This is almost word for word to Mark, chapter 14:3, and somewhat similar to John, chapter 12:1, where Jesus was in Bethany, but at the house of Lazarus and his two sisters, Martha and Mary. Matthew said that Jesus was in Bethany (Τοῦ δὲ Ἰησοῦ γενομένου ἐν Βηθανίᾳ), a town about a mile and a half east of Jerusalem. He was in the house of Simon the leper (Τοῦ δὲ Ἰησοῦ γενομένου ἐν Βηθανίᾳ). The identity of this Simon the leper is unknown. However, it could have been someone whom Jesus had cured from leprosy, who became his disciple. The people of Bethany may have favored Jesus because of the Lazarus event. In fact, in chapter 21:17, Jesus had stayed overnight in Bethany. There was also a story of a woman anointing Jesus in Luke, chapter 7:36-50, but within a different context.
Some worship the almighty dollar that they can see. Others worship the unknown, the unseen. No religion is purely transcendent centered, but also involves to some extent the here and now, immanence. Our happiness comes in becoming part of others, caring for one’s neighbor with an ego-transcending embrace of others. If we say that God is love, love is many splendid things. The difficulty is always the ideal versus the reality of what we experience. We are striving for perfection, not necessarily reaching it. Thus, we worship this transcendent God in our lives.

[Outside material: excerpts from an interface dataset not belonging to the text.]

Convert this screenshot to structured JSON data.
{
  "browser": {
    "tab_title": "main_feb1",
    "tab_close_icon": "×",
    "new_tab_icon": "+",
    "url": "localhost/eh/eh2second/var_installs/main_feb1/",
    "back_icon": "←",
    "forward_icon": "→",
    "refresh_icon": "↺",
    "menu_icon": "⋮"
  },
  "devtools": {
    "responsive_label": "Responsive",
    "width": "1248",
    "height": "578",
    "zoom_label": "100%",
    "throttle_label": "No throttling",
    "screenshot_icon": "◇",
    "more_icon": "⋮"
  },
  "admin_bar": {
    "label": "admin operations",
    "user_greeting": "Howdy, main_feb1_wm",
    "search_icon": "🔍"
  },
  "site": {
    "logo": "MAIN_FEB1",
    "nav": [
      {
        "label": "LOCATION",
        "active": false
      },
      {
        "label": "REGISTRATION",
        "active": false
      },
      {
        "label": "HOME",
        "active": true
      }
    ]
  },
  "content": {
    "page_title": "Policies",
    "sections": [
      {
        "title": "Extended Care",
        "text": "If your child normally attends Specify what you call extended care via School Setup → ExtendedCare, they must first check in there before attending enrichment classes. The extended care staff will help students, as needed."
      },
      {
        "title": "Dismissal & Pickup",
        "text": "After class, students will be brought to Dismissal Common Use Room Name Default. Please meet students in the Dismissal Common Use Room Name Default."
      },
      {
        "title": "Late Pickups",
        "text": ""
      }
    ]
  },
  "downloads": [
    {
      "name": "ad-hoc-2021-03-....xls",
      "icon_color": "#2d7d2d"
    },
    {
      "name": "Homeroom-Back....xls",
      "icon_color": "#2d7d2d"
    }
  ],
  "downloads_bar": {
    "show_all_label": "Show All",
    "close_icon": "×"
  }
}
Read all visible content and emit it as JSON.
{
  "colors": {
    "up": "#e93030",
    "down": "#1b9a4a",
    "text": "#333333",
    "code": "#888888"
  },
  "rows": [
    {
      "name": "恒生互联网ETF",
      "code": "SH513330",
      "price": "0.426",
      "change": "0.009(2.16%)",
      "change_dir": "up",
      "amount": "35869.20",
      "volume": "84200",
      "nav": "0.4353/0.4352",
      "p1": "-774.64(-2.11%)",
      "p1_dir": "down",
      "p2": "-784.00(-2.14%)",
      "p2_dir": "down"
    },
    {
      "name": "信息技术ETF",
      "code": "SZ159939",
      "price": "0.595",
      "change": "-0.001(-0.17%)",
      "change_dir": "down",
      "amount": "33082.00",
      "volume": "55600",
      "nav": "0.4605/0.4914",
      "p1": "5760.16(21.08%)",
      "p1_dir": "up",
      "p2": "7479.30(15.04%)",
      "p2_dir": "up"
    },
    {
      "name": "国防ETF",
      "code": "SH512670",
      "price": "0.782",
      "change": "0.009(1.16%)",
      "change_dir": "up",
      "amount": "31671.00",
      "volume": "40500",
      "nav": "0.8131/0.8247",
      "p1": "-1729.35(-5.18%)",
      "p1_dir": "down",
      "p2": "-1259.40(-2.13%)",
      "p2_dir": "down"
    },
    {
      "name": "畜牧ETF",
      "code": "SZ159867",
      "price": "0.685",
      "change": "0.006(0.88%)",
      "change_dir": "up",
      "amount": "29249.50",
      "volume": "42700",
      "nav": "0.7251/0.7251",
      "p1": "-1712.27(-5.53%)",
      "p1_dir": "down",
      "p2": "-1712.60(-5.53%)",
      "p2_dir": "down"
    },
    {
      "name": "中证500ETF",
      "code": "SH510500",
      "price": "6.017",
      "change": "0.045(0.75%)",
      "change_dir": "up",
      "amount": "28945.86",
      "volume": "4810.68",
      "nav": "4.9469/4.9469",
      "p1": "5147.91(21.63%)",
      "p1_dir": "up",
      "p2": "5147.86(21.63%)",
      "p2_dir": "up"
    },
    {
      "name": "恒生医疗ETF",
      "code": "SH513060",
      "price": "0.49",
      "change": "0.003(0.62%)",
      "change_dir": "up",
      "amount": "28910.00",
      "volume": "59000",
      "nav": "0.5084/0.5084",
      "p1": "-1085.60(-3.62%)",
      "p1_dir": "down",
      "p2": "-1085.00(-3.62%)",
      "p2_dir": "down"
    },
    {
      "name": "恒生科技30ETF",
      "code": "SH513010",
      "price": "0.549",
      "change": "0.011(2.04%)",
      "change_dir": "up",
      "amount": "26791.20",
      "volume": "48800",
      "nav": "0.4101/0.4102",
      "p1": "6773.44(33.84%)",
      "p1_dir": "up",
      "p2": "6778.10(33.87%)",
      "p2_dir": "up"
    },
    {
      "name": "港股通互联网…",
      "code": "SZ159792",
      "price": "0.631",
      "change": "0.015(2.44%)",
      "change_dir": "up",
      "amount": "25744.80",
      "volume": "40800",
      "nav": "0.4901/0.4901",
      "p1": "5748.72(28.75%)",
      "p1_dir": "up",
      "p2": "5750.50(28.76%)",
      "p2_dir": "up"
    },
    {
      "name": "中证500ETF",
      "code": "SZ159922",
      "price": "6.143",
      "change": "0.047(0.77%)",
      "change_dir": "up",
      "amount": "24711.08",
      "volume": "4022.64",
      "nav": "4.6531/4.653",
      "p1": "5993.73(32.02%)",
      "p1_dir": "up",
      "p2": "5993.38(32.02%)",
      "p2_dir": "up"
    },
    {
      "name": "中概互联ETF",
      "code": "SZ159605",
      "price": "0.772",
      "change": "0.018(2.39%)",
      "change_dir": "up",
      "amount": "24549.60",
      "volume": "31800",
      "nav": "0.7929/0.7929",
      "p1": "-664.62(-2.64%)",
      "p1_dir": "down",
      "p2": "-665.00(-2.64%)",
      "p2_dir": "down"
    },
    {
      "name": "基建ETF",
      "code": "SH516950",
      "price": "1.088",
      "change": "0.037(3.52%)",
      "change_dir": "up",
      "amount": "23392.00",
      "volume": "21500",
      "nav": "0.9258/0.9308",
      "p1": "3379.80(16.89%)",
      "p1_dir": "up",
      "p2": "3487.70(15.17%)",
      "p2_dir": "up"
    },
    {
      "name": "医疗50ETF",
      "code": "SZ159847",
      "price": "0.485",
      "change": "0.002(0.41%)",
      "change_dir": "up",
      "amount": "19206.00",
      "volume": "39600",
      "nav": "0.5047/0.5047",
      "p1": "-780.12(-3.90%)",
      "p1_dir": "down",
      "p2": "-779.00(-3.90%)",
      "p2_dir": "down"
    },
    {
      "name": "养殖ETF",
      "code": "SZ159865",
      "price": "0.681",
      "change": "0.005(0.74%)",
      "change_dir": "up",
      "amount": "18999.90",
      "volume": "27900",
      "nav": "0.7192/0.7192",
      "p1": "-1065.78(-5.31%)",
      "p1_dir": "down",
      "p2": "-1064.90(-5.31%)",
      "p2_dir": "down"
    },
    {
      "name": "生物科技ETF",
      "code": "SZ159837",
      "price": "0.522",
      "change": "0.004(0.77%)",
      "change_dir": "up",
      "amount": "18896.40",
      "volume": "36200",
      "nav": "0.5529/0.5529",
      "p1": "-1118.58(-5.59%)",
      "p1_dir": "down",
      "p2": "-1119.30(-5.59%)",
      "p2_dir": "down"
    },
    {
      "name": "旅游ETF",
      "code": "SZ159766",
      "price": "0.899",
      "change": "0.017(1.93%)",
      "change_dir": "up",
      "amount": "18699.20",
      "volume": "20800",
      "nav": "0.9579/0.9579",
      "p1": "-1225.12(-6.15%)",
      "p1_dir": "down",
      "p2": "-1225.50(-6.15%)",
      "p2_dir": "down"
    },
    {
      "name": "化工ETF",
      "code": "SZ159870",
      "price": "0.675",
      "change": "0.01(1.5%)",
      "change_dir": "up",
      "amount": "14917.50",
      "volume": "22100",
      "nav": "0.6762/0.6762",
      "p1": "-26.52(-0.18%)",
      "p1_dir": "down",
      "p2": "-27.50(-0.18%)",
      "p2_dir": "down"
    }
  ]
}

Transcendent means beyond this material world around us. Immanent is the opposite, within this world. This mysterious reality of a transcendent God is not a thing, but a being, a personal being, beyond all personality that is all-powerful and all gentle. This transcendent mystery may be sometimes contradictory, yet we try to live in harmony and in accord with this unknown. An encounter with mystery is an experience that we feel is a part of our lives. Thus, a personal encounter with a personal mystery is an attempt to explain our human relationship with God. How is reading the Bible an encounter with a transcendent God?
“Get you up to a high mountain!
Herald of good tidings!
Lift up your voice with strength!
Herald of good tidings!
Lift it up!
Say to the cities of Judah!
‘Here is your God!’
Yahweh God comes with might.
His arm rules for him.
His reward is with him.
His recompense is before him.
He will feed his flock
Like a shepherd.
He will gather the lambs in his arms.
He will carry them in his bosom.
He will gently lead the mother sheep.”
Somehow, Second Isaiah was going to present the people with God. God had been unknown, but now he wants to reveal himself. Isaiah, and then Mount Zion, and finally Jerusalem were to go to a high mountain. They were to be the herald of good tidings. They were to announce in a loud voice to the cities of Judah that God was there to be seen. How they would be heard is not clear, but they were not to be afraid. Yahweh would come with his might to rule and to reward. He was going to be like a good shepherd feeding his flock, gathering and carrying the lambs, while gently leading the pregnant sheep.